■ TASK DETAILS:
With images excluded, write out each entry below exactly as given.

■ DATASET ENTRIES:
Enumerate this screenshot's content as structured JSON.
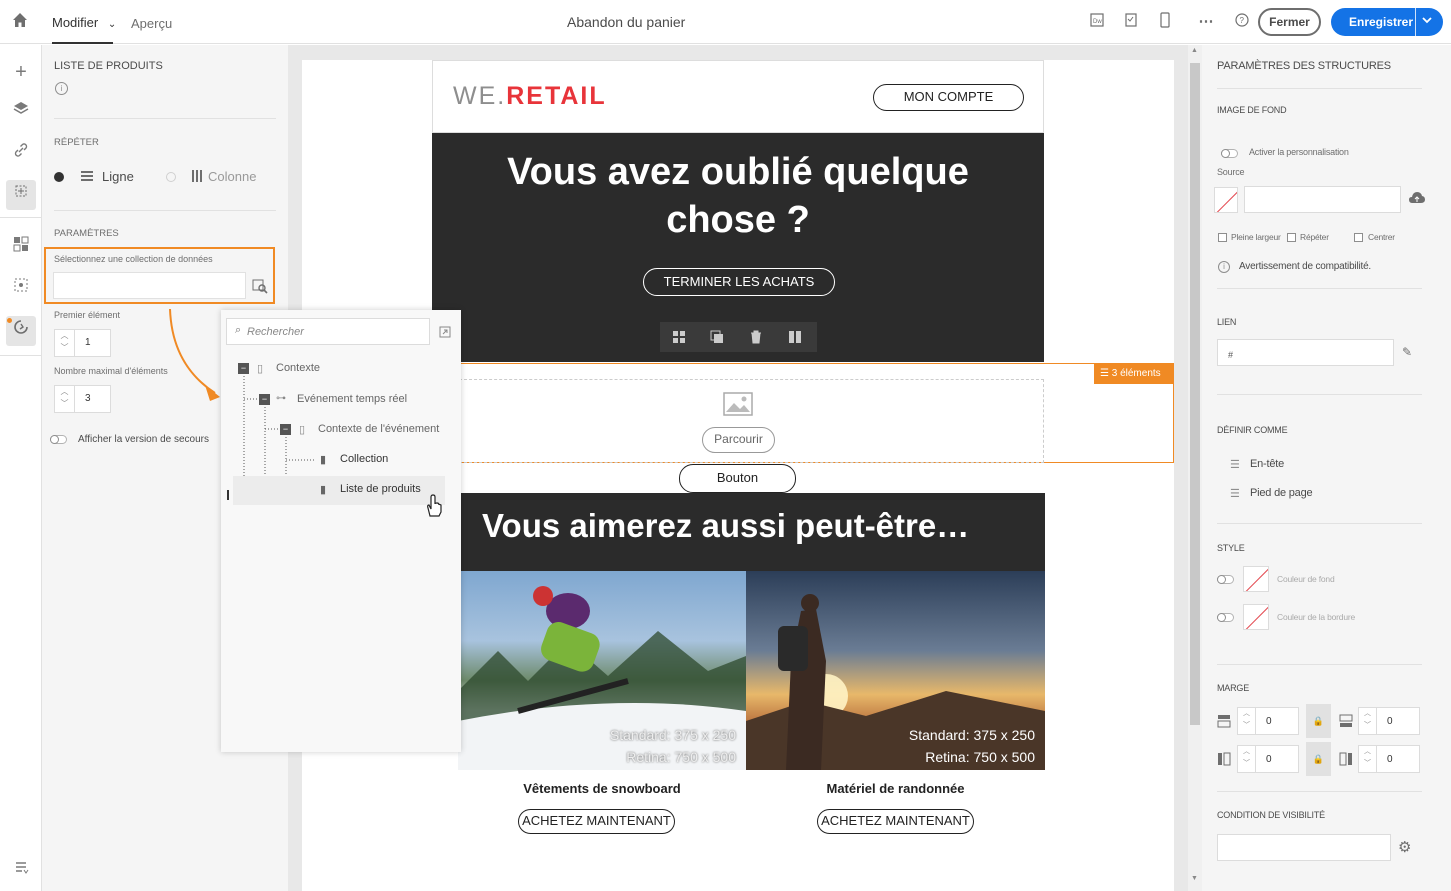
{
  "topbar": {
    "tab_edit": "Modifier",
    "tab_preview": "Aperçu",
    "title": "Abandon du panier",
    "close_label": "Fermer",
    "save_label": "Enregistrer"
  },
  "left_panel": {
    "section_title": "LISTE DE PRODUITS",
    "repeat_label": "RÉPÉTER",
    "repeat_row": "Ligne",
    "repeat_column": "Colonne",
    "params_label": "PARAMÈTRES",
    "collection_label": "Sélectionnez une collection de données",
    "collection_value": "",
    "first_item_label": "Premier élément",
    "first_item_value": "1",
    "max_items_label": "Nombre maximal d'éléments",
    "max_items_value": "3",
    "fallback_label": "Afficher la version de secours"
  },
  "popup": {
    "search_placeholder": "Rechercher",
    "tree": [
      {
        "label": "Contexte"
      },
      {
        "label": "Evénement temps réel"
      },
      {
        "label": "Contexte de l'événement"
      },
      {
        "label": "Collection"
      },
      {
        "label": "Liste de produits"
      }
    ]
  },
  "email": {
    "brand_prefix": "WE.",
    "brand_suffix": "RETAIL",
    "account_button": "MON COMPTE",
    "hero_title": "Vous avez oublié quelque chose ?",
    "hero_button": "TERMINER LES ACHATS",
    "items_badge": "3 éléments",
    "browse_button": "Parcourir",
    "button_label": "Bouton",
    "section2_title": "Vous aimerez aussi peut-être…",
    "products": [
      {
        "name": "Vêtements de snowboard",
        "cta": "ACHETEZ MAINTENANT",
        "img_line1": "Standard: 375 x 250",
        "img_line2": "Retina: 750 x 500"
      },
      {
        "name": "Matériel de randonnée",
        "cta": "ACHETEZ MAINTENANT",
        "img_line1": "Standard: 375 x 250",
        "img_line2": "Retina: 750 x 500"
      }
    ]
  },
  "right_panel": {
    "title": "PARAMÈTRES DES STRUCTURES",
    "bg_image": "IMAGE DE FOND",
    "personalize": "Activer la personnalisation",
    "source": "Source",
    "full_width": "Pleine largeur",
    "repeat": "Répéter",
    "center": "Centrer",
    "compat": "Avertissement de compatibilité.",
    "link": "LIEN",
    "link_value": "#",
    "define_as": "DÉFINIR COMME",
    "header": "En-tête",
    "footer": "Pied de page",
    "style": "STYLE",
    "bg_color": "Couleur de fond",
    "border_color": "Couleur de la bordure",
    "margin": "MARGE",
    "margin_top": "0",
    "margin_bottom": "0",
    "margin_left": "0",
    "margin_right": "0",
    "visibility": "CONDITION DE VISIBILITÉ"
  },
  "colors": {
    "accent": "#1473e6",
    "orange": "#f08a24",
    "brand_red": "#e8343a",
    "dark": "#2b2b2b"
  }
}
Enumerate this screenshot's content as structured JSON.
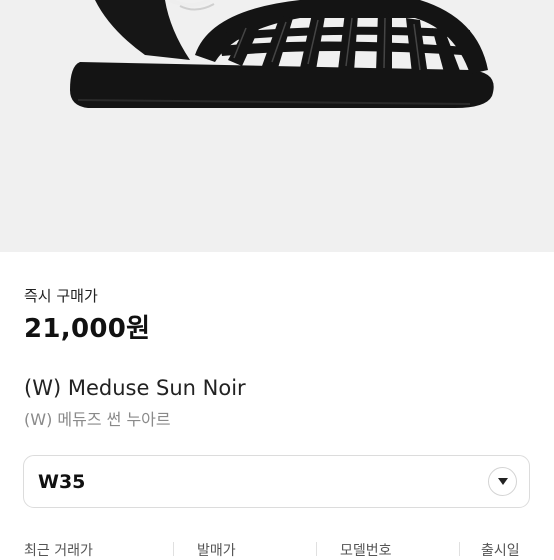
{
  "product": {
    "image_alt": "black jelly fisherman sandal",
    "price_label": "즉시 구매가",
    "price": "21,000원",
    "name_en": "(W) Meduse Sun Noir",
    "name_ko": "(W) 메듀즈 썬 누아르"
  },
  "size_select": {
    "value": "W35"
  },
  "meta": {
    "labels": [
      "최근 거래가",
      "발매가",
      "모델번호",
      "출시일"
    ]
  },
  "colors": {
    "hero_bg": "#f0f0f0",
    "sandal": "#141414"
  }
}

■ RESPONSE TO THIS TASK:
Enumerate this screenshot's content as structured JSON.
{
  "topbar": {
    "tab_edit": "Modifier",
    "tab_preview": "Aperçu",
    "title": "Abandon du panier",
    "close_label": "Fermer",
    "save_label": "Enregistrer"
  },
  "left_panel": {
    "section_title": "LISTE DE PRODUITS",
    "repeat_label": "RÉPÉTER",
    "repeat_row": "Ligne",
    "repeat_column": "Colonne",
    "params_label": "PARAMÈTRES",
    "collection_label": "Sélectionnez une collection de données",
    "collection_value": "",
    "first_item_label": "Premier élément",
    "first_item_value": "1",
    "max_items_label": "Nombre maximal d'éléments",
    "max_items_value": "3",
    "fallback_label": "Afficher la version de secours"
  },
  "popup": {
    "search_placeholder": "Rechercher",
    "tree": [
      {
        "label": "Contexte"
      },
      {
        "label": "Evénement temps réel"
      },
      {
        "label": "Contexte de l'événement"
      },
      {
        "label": "Collection"
      },
      {
        "label": "Liste de produits"
      }
    ]
  },
  "email": {
    "brand_prefix": "WE.",
    "brand_suffix": "RETAIL",
    "account_button": "MON COMPTE",
    "hero_title": "Vous avez oublié quelque chose ?",
    "hero_button": "TERMINER LES ACHATS",
    "items_badge": "3 éléments",
    "browse_button": "Parcourir",
    "button_label": "Bouton",
    "section2_title": "Vous aimerez aussi peut-être…",
    "products": [
      {
        "name": "Vêtements de snowboard",
        "cta": "ACHETEZ MAINTENANT",
        "img_line1": "Standard: 375 x 250",
        "img_line2": "Retina: 750 x 500"
      },
      {
        "name": "Matériel de randonnée",
        "cta": "ACHETEZ MAINTENANT",
        "img_line1": "Standard: 375 x 250",
        "img_line2": "Retina: 750 x 500"
      }
    ]
  },
  "right_panel": {
    "title": "PARAMÈTRES DES STRUCTURES",
    "bg_image": "IMAGE DE FOND",
    "personalize": "Activer la personnalisation",
    "source": "Source",
    "full_width": "Pleine largeur",
    "repeat": "Répéter",
    "center": "Centrer",
    "compat": "Avertissement de compatibilité.",
    "link": "LIEN",
    "link_value": "#",
    "define_as": "DÉFINIR COMME",
    "header": "En-tête",
    "footer": "Pied de page",
    "style": "STYLE",
    "bg_color": "Couleur de fond",
    "border_color": "Couleur de la bordure",
    "margin": "MARGE",
    "margin_top": "0",
    "margin_bottom": "0",
    "margin_left": "0",
    "margin_right": "0",
    "visibility": "CONDITION DE VISIBILITÉ"
  },
  "colors": {
    "accent": "#1473e6",
    "orange": "#f08a24",
    "brand_red": "#e8343a",
    "dark": "#2b2b2b"
  }
}
Enumerate this screenshot's content as structured JSON.
{
  "product": {
    "image_alt": "black jelly fisherman sandal",
    "price_label": "즉시 구매가",
    "price": "21,000원",
    "name_en": "(W) Meduse Sun Noir",
    "name_ko": "(W) 메듀즈 썬 누아르"
  },
  "size_select": {
    "value": "W35"
  },
  "meta": {
    "labels": [
      "최근 거래가",
      "발매가",
      "모델번호",
      "출시일"
    ]
  },
  "colors": {
    "hero_bg": "#f0f0f0",
    "sandal": "#141414"
  }
}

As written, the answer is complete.